Software effects have been making VSTs with graphics that reflect old hardware for a long time but the rise of photography filters that mimic old polaroids or the faded brown tones of grainy photographs have been very popular.

Which reminds me a bit of Boards of Canada's aesthetic, known for warbling sounds of tape dubs and the like. It's interesting some listeners say it sounds too digital. Reading an interview with band just now and the interviewer started a question:
In the context of history, we live in an age of unparalleled science and rationality. But despite this, religion and ideas of mysticism – along with other fringe concerns such as conspiracy, etc – continue to thrive.

Part of the appeal in such narratives is they're easy to understand. As technology revolutionises various aspects of our lives, the demand to stay current competes with many other demands. So I'm wondering if the marketing of devices by giving them an old, familiar look isn't a way of selling a product to an audience who are feeling increasingly hostile to having to learn new technology?

In a way this would be furthering the postmodernity of it all too, because the apps never really fully capture the physical model. Sometimes it's the results, sometimes it's the interface, sometimes it's the way they're slavishly imitating hardware but avoiding the key details to avoid infringement.

Which leads to this weird deja vu feeling. Like the sequels and updated myths in franchise movies, there's a sense the meaning and authenticity of an original spirals away into infinite semiosis -- as meaning shifts in each incarnation and floats further from the definition anchoring it.

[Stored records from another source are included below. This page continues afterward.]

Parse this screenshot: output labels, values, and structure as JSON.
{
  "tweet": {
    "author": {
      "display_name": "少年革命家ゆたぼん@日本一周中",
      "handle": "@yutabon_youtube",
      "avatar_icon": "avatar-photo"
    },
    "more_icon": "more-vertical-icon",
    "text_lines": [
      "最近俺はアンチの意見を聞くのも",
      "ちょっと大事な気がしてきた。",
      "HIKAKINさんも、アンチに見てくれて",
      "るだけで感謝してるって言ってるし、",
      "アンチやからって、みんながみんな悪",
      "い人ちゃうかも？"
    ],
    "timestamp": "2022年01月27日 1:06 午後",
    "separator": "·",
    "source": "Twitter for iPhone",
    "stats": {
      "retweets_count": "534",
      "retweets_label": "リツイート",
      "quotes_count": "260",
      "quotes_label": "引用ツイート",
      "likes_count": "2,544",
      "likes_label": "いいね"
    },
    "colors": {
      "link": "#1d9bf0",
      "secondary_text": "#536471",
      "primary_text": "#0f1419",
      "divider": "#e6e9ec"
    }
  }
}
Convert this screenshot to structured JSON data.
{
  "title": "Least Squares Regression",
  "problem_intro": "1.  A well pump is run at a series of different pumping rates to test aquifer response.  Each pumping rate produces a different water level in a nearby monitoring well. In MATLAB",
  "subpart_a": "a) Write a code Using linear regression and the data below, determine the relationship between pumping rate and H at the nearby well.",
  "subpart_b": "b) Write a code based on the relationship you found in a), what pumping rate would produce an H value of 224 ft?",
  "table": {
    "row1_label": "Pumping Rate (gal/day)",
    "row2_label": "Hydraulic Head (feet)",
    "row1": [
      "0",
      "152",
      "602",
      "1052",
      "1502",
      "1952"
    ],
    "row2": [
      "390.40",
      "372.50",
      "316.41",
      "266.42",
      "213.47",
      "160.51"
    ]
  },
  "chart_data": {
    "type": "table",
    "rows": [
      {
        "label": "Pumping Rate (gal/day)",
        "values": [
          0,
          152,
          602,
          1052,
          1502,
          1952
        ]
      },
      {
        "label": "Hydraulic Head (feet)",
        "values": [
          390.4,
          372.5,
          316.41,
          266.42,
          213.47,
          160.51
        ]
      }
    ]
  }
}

Daft Punks interpretation of disco harks back to an age that never really existed.

Love from Leeton